## Exercise
How many separate lines in this material contain the string "sandal"? Respond with the number alone.

## Material provided
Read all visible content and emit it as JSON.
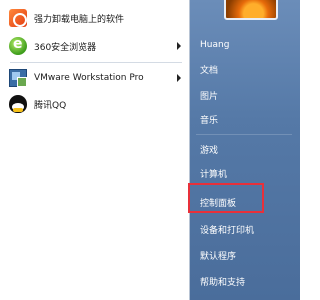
{
  "left_pane": {
    "items": [
      {
        "label": "强力卸载电脑上的软件",
        "icon": "uninstall-icon",
        "submenu": false
      },
      {
        "label": "360安全浏览器",
        "icon": "browser-360-icon",
        "submenu": true
      },
      {
        "label": "VMware Workstation Pro",
        "icon": "vmware-icon",
        "submenu": true
      },
      {
        "label": "腾讯QQ",
        "icon": "qq-penguin-icon",
        "submenu": false
      }
    ]
  },
  "right_pane": {
    "user_name": "Huang",
    "items": [
      {
        "label": "文档"
      },
      {
        "label": "图片"
      },
      {
        "label": "音乐"
      },
      {
        "label": "游戏"
      },
      {
        "label": "计算机"
      },
      {
        "label": "控制面板"
      },
      {
        "label": "设备和打印机"
      },
      {
        "label": "默认程序"
      },
      {
        "label": "帮助和支持"
      }
    ],
    "highlighted_item": "控制面板"
  },
  "colors": {
    "right_pane_bg": "#5579a7",
    "highlight_border": "#e8303a"
  }
}
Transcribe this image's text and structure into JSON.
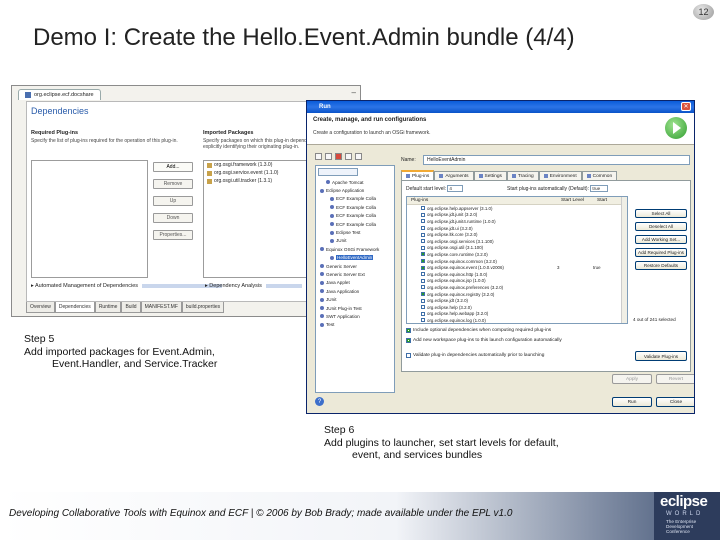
{
  "slide_number": "12",
  "title": "Demo I: Create the Hello.Event.Admin bundle (4/4)",
  "editor": {
    "tab_label": "org.eclipse.ecf.docshare",
    "heading": "Dependencies",
    "required_title": "Required Plug-ins",
    "required_desc": "Specify the list of plug-ins required for the operation of this plug-in.",
    "imported_title": "Imported Packages",
    "imported_desc": "Specify packages on which this plug-in depends without explicitly identifying their originating plug-in.",
    "imported_packages": [
      "org.osgi.framework (1.3.0)",
      "org.osgi.service.event (1.1.0)",
      "org.osgi.util.tracker (1.3.1)"
    ],
    "buttons": [
      "Add...",
      "Remove",
      "Up",
      "Down",
      "Properties..."
    ],
    "auto_mgmt": "Automated Management of Dependencies",
    "dep_analysis": "Dependency Analysis",
    "bottom_tabs": [
      "Overview",
      "Dependencies",
      "Runtime",
      "Build",
      "MANIFEST.MF",
      "build.properties"
    ]
  },
  "run_dialog": {
    "window_title": "Run",
    "banner_heading": "Create, manage, and run configurations",
    "banner_sub": "Create a configuration to launch an OSGi framework.",
    "name_label": "Name:",
    "name_value": "HelloEventAdmin",
    "tree_nodes": [
      "Apache Tomcat",
      "Eclipse Application",
      "ECF Example Colla",
      "ECF Example Colla",
      "ECF Example Colla",
      "ECF Example Colla",
      "Eclipse Test",
      "JUnit",
      "Equinox OSGi Framework",
      "HelloEventAdmin",
      "Generic Server",
      "Generic Server Ext",
      "Java Applet",
      "Java Application",
      "JUnit",
      "JUnit Plug-in Test",
      "SWT Application",
      "Test"
    ],
    "tabs": [
      "Plug-ins",
      "Arguments",
      "Settings",
      "Tracing",
      "Environment",
      "Common"
    ],
    "default_start_label": "Default start level:",
    "default_start_value": "4",
    "autostart_label": "Start plug-ins automatically (Default):",
    "autostart_value": "true",
    "columns": [
      "Plug-ins",
      "Start Level",
      "Start"
    ],
    "plugin_rows": [
      {
        "name": "org.eclipse.help.appserver (3.1.0)",
        "level": "",
        "start": ""
      },
      {
        "name": "org.eclipse.jdt.junit (3.2.0)",
        "level": "",
        "start": ""
      },
      {
        "name": "org.eclipse.jdt.junit4.runtime (1.0.0)",
        "level": "",
        "start": ""
      },
      {
        "name": "org.eclipse.jdt.ui (3.2.0)",
        "level": "",
        "start": ""
      },
      {
        "name": "org.eclipse.ltk.core (3.2.0)",
        "level": "",
        "start": ""
      },
      {
        "name": "org.eclipse.osgi.services (3.1.100)",
        "level": "",
        "start": ""
      },
      {
        "name": "org.eclipse.osgi.util (3.1.100)",
        "level": "",
        "start": ""
      },
      {
        "name": "org.eclipse.core.runtime (3.2.0)",
        "level": "",
        "start": ""
      },
      {
        "name": "org.eclipse.equinox.common (3.2.0)",
        "level": "",
        "start": ""
      },
      {
        "name": "org.eclipse.equinox.event (1.0.0.v2006)",
        "level": "3",
        "start": "true"
      },
      {
        "name": "org.eclipse.equinox.http (1.0.0)",
        "level": "",
        "start": ""
      },
      {
        "name": "org.eclipse.equinox.jsp (1.0.0)",
        "level": "",
        "start": ""
      },
      {
        "name": "org.eclipse.equinox.preferences (3.2.0)",
        "level": "",
        "start": ""
      },
      {
        "name": "org.eclipse.equinox.registry (3.2.0)",
        "level": "",
        "start": ""
      },
      {
        "name": "org.eclipse.jdt (3.2.0)",
        "level": "",
        "start": ""
      },
      {
        "name": "org.eclipse.help (3.2.0)",
        "level": "",
        "start": ""
      },
      {
        "name": "org.eclipse.help.webapp (3.2.0)",
        "level": "",
        "start": ""
      },
      {
        "name": "org.eclipse.equinox.log (1.0.0)",
        "level": "",
        "start": ""
      }
    ],
    "side_buttons": [
      "Select All",
      "Deselect All",
      "Add Working Set...",
      "Add Required Plug-ins",
      "Restore Defaults"
    ],
    "count_text": "4 out of 241 selected",
    "opt_include": "Include optional dependencies when computing required plug-ins",
    "opt_add_new": "Add new workspace plug-ins to this launch configuration automatically",
    "opt_validate": "Validate plug-in dependencies automatically prior to launching",
    "validate_button": "Validate Plug-ins",
    "apply_button": "Apply",
    "revert_button": "Revert",
    "run_button": "Run",
    "close_button": "Close"
  },
  "step5": {
    "line1": "Step 5",
    "line2": "Add imported packages for Event.Admin,",
    "line3": "Event.Handler, and Service.Tracker"
  },
  "step6": {
    "line1": "Step 6",
    "line2": "Add plugins to launcher, set start levels for default,",
    "line3": "event, and services bundles"
  },
  "footer": {
    "text": "Developing Collaborative Tools with Equinox and ECF | © 2006 by Bob Brady; made available under the EPL v1.0",
    "logo_word": "eclipse",
    "logo_sub": "WORLD",
    "logo_tag": "The Enterprise Development Conference"
  }
}
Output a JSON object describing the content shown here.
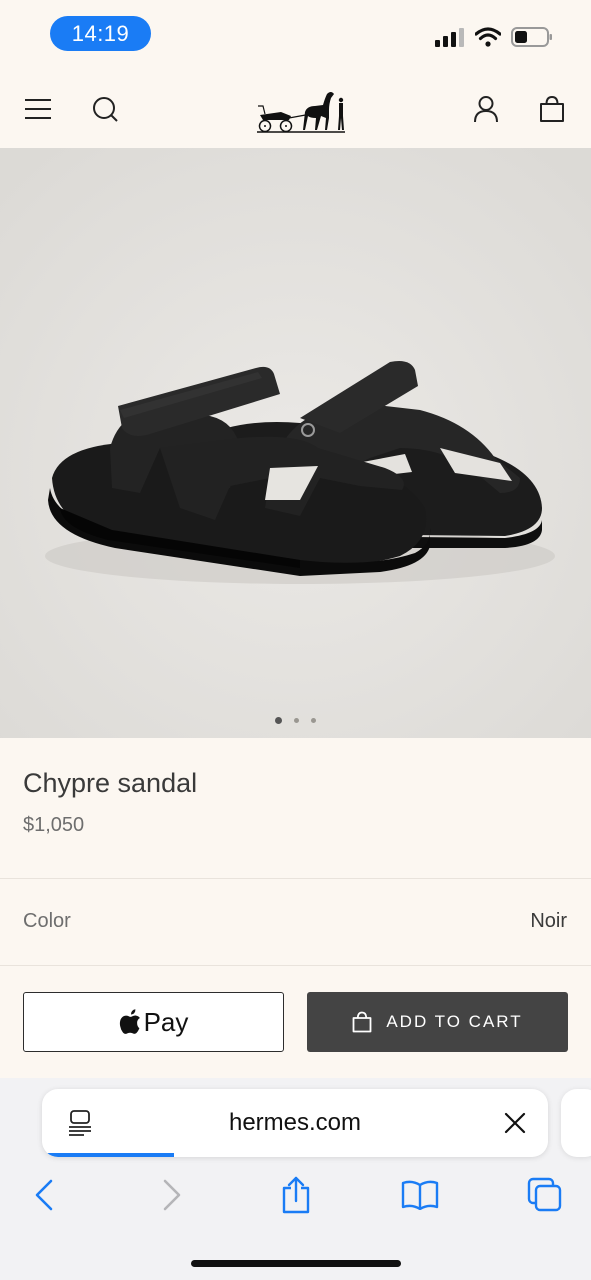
{
  "status_bar": {
    "time": "14:19"
  },
  "header": {
    "menu_icon": "hamburger-menu-icon",
    "search_icon": "search-icon",
    "logo": "hermes-carriage-logo",
    "account_icon": "account-icon",
    "bag_icon": "shopping-bag-icon"
  },
  "gallery": {
    "image": "black leather sandal product photo",
    "slides": 3,
    "active_slide": 1
  },
  "product": {
    "title": "Chypre sandal",
    "price": "$1,050"
  },
  "color": {
    "label": "Color",
    "value": "Noir"
  },
  "actions": {
    "apple_pay_label": "Pay",
    "add_to_cart_label": "ADD TO CART"
  },
  "browser": {
    "url": "hermes.com",
    "load_progress": 0.26
  },
  "colors": {
    "accent": "#1a7cf5",
    "background": "#fcf7f1",
    "button_dark": "#444444"
  }
}
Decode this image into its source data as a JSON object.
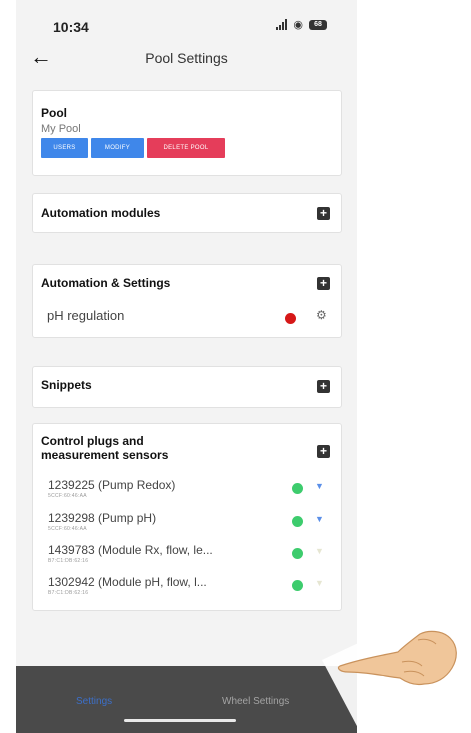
{
  "status_bar": {
    "time": "10:34",
    "battery": "68"
  },
  "header": {
    "title": "Pool Settings"
  },
  "pool_card": {
    "title": "Pool",
    "name": "My Pool",
    "buttons": [
      "USERS",
      "MODIFY",
      "DELETE POOL"
    ]
  },
  "automation_modules": {
    "title": "Automation modules"
  },
  "automation_settings": {
    "title": "Automation & Settings",
    "items": [
      {
        "label": "pH regulation",
        "status": "red"
      }
    ]
  },
  "snippets": {
    "title": "Snippets"
  },
  "control_plugs": {
    "title_line1": "Control plugs and",
    "title_line2": "measurement sensors",
    "items": [
      {
        "label": "1239225 (Pump Redox)",
        "sub": "5CCF:60:46:AA",
        "status": "green"
      },
      {
        "label": "1239298 (Pump pH)",
        "sub": "5CCF:60:46:AA",
        "status": "green"
      },
      {
        "label": "1439783 (Module Rx, flow, le...",
        "sub": "B7:C1:DB:62:16",
        "status": "green"
      },
      {
        "label": "1302942 (Module pH, flow, l...",
        "sub": "B7:C1:DB:62:16",
        "status": "green"
      }
    ]
  },
  "tab_bar": {
    "settings": "Settings",
    "wheel_settings": "Wheel Settings"
  },
  "colors": {
    "blue_button": "#3f87ea",
    "red_button": "#e53d5a",
    "status_red": "#d61818",
    "status_green": "#3dcc6d",
    "tab_active": "#3c6fc8"
  }
}
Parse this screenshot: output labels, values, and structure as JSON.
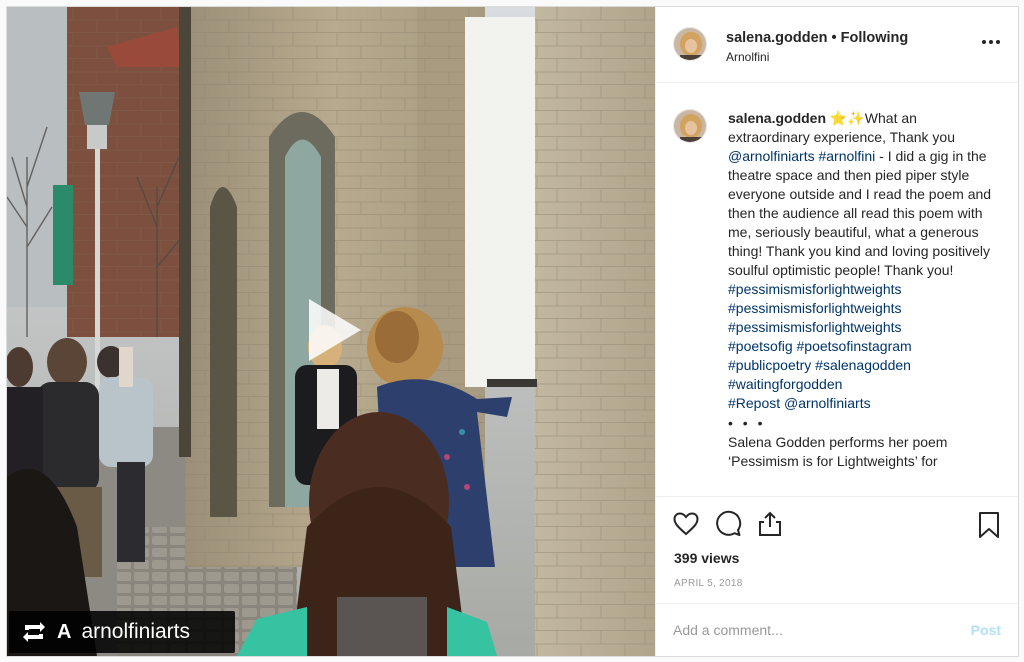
{
  "post": {
    "username": "salena.godden",
    "separator": "•",
    "follow_status": "Following",
    "location": "Arnolfini",
    "more_icon": "more-options-icon"
  },
  "media": {
    "type": "video",
    "play_icon": "play-icon",
    "repost_badge": {
      "icon": "repost-icon",
      "letter": "A",
      "username": "arnolfiniarts"
    }
  },
  "caption": {
    "username": "salena.godden",
    "emoji": "⭐✨",
    "text_a": "What an extraordinary experience, Thank you ",
    "mention_1": "@arnolfiniarts",
    "hashtag_1": "#arnolfini",
    "text_b": " - I did a gig in the theatre space and then pied piper style everyone outside and I read the poem and then the audience all read this poem with me, seriously beautiful, what a generous thing! Thank you kind and loving positively soulful optimistic people! Thank you!",
    "hashtags": [
      "#pessimismisforlightweights",
      "#pessimismisforlightweights",
      "#pessimismisforlightweights",
      "#poetsofig #poetsofinstagram",
      "#publicpoetry #salenagodden",
      "#waitingforgodden",
      "#Repost @arnolfiniarts"
    ],
    "ellipsis": "• • •",
    "second_para": "Salena Godden performs her poem ‘Pessimism is for Lightweights’ for"
  },
  "actions": {
    "like_icon": "heart-icon",
    "comment_icon": "comment-icon",
    "share_icon": "share-icon",
    "save_icon": "bookmark-icon",
    "views": "399 views",
    "date": "APRIL 5, 2018"
  },
  "comment_box": {
    "placeholder": "Add a comment...",
    "post_label": "Post"
  },
  "colors": {
    "link": "#003569",
    "muted": "#999999",
    "post_disabled": "#b2dffc",
    "border": "#efefef"
  }
}
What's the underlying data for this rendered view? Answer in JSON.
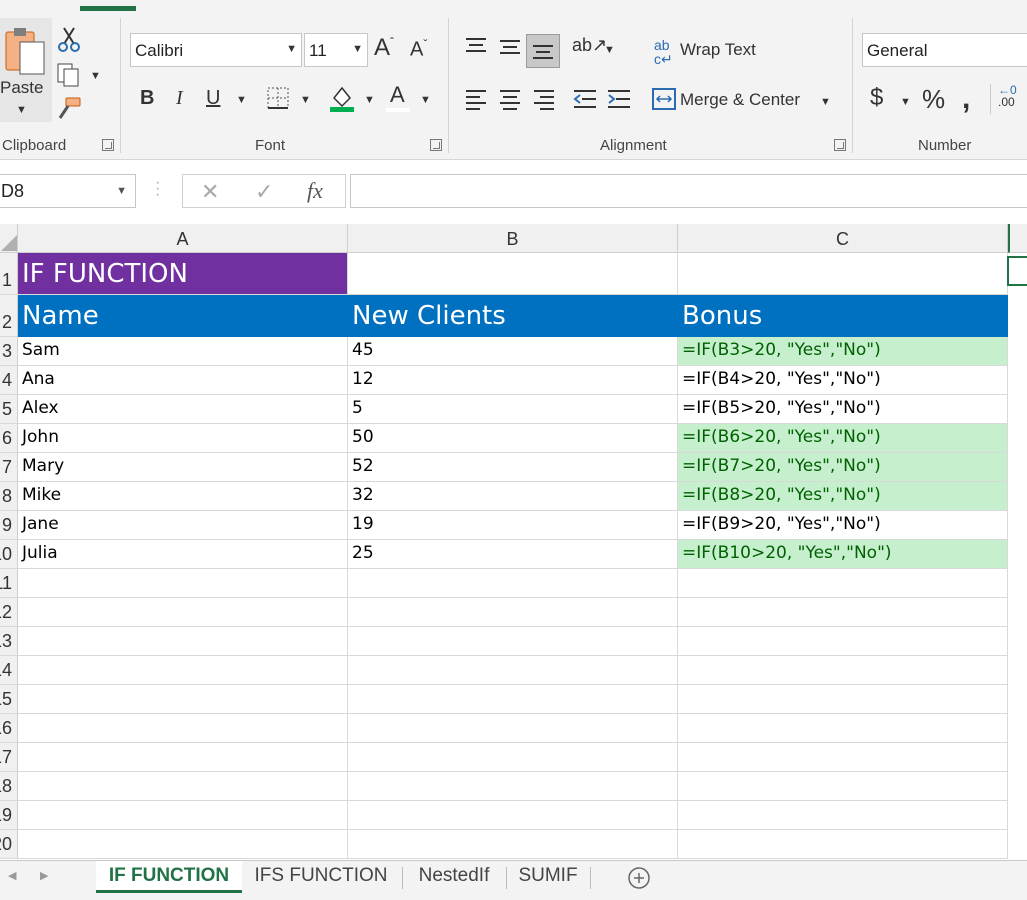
{
  "ribbon": {
    "clipboard": {
      "paste_label": "Paste",
      "group_label": "Clipboard"
    },
    "font": {
      "name": "Calibri",
      "size": "11",
      "group_label": "Font",
      "fill_color": "#00b050",
      "font_color": "#ff0000"
    },
    "alignment": {
      "wrap_text_label": "Wrap Text",
      "merge_center_label": "Merge & Center",
      "group_label": "Alignment"
    },
    "number": {
      "format": "General",
      "group_label": "Number"
    }
  },
  "formula_bar": {
    "name_box": "D8",
    "formula": ""
  },
  "grid": {
    "columns": [
      "A",
      "B",
      "C"
    ],
    "rows": [
      {
        "num": "1",
        "a": "IF FUNCTION",
        "b": "",
        "c": "",
        "hl": false
      },
      {
        "num": "2",
        "a": "Name",
        "b": "New Clients",
        "c": "Bonus",
        "hl": false
      },
      {
        "num": "3",
        "a": "Sam",
        "b": "45",
        "c": "=IF(B3>20, \"Yes\",\"No\")",
        "hl": true
      },
      {
        "num": "4",
        "a": "Ana",
        "b": "12",
        "c": "=IF(B4>20, \"Yes\",\"No\")",
        "hl": false
      },
      {
        "num": "5",
        "a": "Alex",
        "b": "5",
        "c": "=IF(B5>20, \"Yes\",\"No\")",
        "hl": false
      },
      {
        "num": "6",
        "a": "John",
        "b": "50",
        "c": "=IF(B6>20, \"Yes\",\"No\")",
        "hl": true
      },
      {
        "num": "7",
        "a": "Mary",
        "b": "52",
        "c": "=IF(B7>20, \"Yes\",\"No\")",
        "hl": true
      },
      {
        "num": "8",
        "a": "Mike",
        "b": "32",
        "c": "=IF(B8>20, \"Yes\",\"No\")",
        "hl": true
      },
      {
        "num": "9",
        "a": "Jane",
        "b": "19",
        "c": "=IF(B9>20, \"Yes\",\"No\")",
        "hl": false
      },
      {
        "num": "10",
        "a": "Julia",
        "b": "25",
        "c": "=IF(B10>20, \"Yes\",\"No\")",
        "hl": true
      },
      {
        "num": "11",
        "a": "",
        "b": "",
        "c": "",
        "hl": false
      },
      {
        "num": "12",
        "a": "",
        "b": "",
        "c": "",
        "hl": false
      },
      {
        "num": "13",
        "a": "",
        "b": "",
        "c": "",
        "hl": false
      },
      {
        "num": "14",
        "a": "",
        "b": "",
        "c": "",
        "hl": false
      },
      {
        "num": "15",
        "a": "",
        "b": "",
        "c": "",
        "hl": false
      },
      {
        "num": "16",
        "a": "",
        "b": "",
        "c": "",
        "hl": false
      },
      {
        "num": "17",
        "a": "",
        "b": "",
        "c": "",
        "hl": false
      },
      {
        "num": "18",
        "a": "",
        "b": "",
        "c": "",
        "hl": false
      },
      {
        "num": "19",
        "a": "",
        "b": "",
        "c": "",
        "hl": false
      },
      {
        "num": "20",
        "a": "",
        "b": "",
        "c": "",
        "hl": false
      }
    ],
    "colors": {
      "title_fill": "#7030a0",
      "header_fill": "#0070c0",
      "highlight_fill": "#c6efce",
      "highlight_text": "#006100"
    }
  },
  "sheet_tabs": [
    {
      "label": "IF FUNCTION",
      "active": true
    },
    {
      "label": "IFS FUNCTION",
      "active": false
    },
    {
      "label": "NestedIf",
      "active": false
    },
    {
      "label": "SUMIF",
      "active": false
    }
  ]
}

## Finished exercise
2